* Problem description *
From the listing below, copy each line where "JSON" occurs.

─── The data

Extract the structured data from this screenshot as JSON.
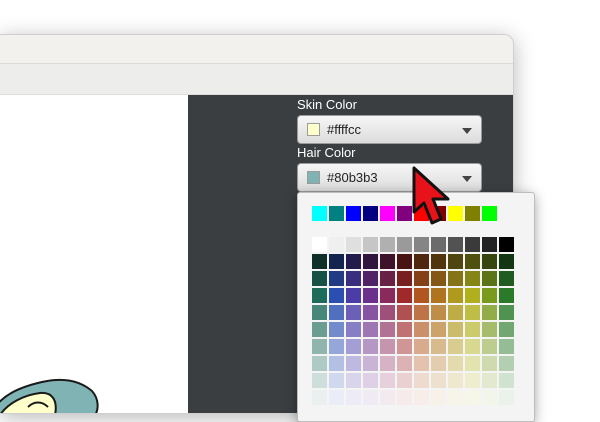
{
  "skin_color": {
    "label": "Skin Color",
    "value": "#ffffcc",
    "swatch_color": "#ffffcc"
  },
  "hair_color": {
    "label": "Hair Color",
    "value": "#80b3b3",
    "swatch_color": "#80b3b3"
  },
  "palette": {
    "recent": [
      "#00ffff",
      "#008080",
      "#0000ff",
      "#000080",
      "#ff00ff",
      "#800080",
      "#ff0000",
      "#800000",
      "#ffff00",
      "#808000",
      "#00ff00"
    ],
    "grays": [
      "#ffffff",
      "#efefef",
      "#dfdfdf",
      "#c6c6c6",
      "#b0b0b0",
      "#9a9a9a",
      "#858585",
      "#6b6b6b",
      "#525252",
      "#3a3a3a",
      "#232323",
      "#000000"
    ],
    "hues": [
      "#1e6b5a",
      "#2a4fb0",
      "#4b3ca8",
      "#6b2f8c",
      "#8a2a5c",
      "#a02a2a",
      "#b0561e",
      "#b0741e",
      "#b09a1e",
      "#b0b01e",
      "#7a9a1e",
      "#2a7a2a"
    ]
  },
  "colors": {
    "panel_bg": "#3a3e41",
    "cursor_fill": "#e8121a"
  }
}
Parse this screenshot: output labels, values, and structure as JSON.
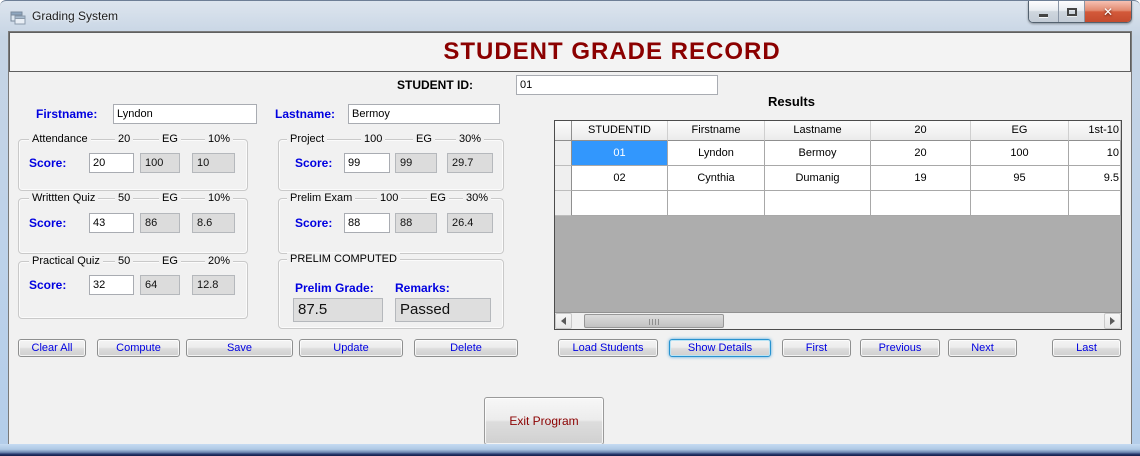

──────

* Answer section *
Extract the structured data from this screenshot as JSON.
Parse this screenshot: output labels, values, and structure as JSON.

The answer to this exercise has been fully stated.